By Noam Kroll
Over the past few weeks I’ve been working tirelessly on the finishing work for my feature film Shadows On The Road. I’ll have some big news about the film’s release very soon (and the full trailer!), but for now I want to take a moment to share my finishing workflow, which was quite unique.
For those of you that aren’t as familiar with the terminology, finishing is essentially everything that happens after the picture edit is locked.

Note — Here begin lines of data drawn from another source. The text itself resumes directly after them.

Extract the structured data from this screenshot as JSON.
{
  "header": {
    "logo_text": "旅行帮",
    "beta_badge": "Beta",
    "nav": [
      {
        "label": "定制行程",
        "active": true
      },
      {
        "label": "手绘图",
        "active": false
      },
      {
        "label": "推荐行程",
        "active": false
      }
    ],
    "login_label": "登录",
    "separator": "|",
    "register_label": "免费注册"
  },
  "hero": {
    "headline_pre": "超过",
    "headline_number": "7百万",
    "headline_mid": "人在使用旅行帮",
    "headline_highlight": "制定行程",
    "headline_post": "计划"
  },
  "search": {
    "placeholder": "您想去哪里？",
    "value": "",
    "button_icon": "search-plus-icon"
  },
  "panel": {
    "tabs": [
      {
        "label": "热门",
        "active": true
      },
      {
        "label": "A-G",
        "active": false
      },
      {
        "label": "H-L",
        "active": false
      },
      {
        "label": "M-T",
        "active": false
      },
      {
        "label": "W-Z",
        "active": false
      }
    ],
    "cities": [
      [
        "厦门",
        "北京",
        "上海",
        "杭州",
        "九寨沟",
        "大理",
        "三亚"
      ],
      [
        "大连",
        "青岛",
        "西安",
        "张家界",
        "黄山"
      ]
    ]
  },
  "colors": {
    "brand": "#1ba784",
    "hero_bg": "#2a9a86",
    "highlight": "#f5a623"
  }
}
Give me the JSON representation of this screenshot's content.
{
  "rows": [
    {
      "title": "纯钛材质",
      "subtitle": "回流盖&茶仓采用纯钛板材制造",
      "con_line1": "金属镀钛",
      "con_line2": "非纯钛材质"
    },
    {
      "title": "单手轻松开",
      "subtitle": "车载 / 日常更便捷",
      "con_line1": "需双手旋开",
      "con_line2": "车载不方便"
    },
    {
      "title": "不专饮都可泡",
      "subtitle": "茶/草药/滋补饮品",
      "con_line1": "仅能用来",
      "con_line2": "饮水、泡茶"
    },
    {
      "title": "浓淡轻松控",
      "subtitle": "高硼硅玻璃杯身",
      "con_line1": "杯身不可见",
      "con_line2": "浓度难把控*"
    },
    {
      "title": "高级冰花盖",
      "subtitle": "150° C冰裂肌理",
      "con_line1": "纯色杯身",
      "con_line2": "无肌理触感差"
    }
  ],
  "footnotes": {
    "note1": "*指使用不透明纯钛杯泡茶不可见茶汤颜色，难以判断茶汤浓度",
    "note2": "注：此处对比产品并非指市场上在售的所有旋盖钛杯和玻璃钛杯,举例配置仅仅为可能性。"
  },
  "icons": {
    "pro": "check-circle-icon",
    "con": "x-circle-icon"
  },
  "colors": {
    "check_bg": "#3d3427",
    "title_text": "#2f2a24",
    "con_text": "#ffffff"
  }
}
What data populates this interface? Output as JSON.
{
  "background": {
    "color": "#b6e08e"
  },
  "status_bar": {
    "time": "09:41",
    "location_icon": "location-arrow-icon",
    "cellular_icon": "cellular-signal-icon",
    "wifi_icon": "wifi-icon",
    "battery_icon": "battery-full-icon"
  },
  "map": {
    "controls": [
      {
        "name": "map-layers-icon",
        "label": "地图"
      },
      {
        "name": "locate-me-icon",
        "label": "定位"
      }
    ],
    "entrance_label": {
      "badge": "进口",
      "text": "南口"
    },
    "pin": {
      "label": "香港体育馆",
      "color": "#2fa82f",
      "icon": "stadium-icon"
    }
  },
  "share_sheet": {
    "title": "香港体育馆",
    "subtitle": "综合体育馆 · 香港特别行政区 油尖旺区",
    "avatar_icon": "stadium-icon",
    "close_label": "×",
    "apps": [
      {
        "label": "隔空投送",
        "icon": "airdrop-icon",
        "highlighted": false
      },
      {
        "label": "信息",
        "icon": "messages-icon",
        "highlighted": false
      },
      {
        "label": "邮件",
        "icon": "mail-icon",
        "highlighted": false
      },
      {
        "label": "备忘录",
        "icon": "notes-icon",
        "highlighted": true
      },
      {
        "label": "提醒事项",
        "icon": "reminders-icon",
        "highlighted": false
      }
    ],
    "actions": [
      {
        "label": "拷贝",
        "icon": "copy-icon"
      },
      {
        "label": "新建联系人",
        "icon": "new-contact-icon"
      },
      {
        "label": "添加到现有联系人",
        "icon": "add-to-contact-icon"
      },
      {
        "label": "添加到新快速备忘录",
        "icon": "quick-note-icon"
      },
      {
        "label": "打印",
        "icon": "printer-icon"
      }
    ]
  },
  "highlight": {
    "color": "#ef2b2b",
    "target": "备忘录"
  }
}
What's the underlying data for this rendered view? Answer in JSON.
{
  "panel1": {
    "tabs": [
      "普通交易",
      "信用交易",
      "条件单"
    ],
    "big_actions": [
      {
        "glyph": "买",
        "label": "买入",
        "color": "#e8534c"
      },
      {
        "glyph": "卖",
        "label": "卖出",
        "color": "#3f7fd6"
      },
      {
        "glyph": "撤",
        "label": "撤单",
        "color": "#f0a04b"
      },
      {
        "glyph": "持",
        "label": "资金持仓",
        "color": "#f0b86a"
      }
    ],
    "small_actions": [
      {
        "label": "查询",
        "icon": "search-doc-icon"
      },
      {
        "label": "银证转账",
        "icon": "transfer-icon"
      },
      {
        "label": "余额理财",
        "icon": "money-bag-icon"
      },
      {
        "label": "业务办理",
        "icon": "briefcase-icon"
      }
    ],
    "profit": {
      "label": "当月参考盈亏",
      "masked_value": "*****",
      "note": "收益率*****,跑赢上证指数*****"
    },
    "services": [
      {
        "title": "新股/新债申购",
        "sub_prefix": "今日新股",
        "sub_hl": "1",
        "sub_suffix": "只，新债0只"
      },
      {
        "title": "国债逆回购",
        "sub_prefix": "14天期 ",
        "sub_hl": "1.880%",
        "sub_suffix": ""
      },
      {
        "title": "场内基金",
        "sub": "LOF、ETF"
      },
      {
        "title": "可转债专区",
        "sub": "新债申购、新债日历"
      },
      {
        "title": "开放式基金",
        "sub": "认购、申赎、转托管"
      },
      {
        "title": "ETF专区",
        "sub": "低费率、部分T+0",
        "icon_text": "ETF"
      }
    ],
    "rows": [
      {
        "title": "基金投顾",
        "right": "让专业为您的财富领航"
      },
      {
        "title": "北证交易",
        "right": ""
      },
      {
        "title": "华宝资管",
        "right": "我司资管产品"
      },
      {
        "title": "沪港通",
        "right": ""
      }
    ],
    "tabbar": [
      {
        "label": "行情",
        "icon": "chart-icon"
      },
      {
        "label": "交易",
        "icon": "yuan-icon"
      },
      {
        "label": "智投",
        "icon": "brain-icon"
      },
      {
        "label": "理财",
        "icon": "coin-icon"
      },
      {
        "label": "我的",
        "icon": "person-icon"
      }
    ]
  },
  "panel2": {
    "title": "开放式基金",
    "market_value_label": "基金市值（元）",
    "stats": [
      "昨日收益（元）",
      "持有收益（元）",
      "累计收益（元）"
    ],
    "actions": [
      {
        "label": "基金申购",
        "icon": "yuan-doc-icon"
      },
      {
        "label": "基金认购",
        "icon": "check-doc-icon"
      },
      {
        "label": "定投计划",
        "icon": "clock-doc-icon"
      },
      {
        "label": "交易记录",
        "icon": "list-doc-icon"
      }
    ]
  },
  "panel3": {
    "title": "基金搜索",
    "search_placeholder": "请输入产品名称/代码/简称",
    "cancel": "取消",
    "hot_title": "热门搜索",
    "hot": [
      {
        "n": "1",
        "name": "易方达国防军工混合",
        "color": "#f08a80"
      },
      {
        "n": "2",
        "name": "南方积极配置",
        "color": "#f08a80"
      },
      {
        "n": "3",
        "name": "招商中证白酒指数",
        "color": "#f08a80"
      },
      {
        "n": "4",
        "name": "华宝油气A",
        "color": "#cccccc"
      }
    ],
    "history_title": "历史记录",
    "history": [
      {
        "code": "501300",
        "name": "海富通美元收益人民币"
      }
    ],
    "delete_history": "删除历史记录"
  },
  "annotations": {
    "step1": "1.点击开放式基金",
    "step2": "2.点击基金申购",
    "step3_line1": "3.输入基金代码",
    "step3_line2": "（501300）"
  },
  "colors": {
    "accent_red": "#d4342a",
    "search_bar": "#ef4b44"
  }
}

It includes color correction, stabilization, noise reduction, and audio mixing amongst other things.
Below I’m going to break down each of the finishing stages that the film went through, and why I chose to take an unconventional path in some respects.
If you’re interested in hearing about my offline editing workflow and why I decided to lock picture reel by reel, be sure to check out this article here.
RESOLVE TO FCP X, AND BACK TO RESOLVE
While I initially intended to edit the feature in DaVinci Resolve, for a number of reasons I decided to cut it in FCP X. I love Resolve and certainly could have cut this entire film on the software (in fact, I even started cutting the first few scenes in Resolve), but ultimately realized I could work faster on FCP X. I hadn’t yet edited any other long form projects on Resolve, and at the time I didn’t have the same shorthand that I did with FCP X.
The film was shot entirely in RAW on the Blackmagic URSA Mini 4.6K, so I decided I would ingest the RAW files into Resolve, convert them to ProRes for editing in FCP X, and re-link the FCP X edit to the RAW files in Resolve later on, during the color correction phase. The plan was quite typical workflow-wise, with one important distinction…
From:: Noam Kroll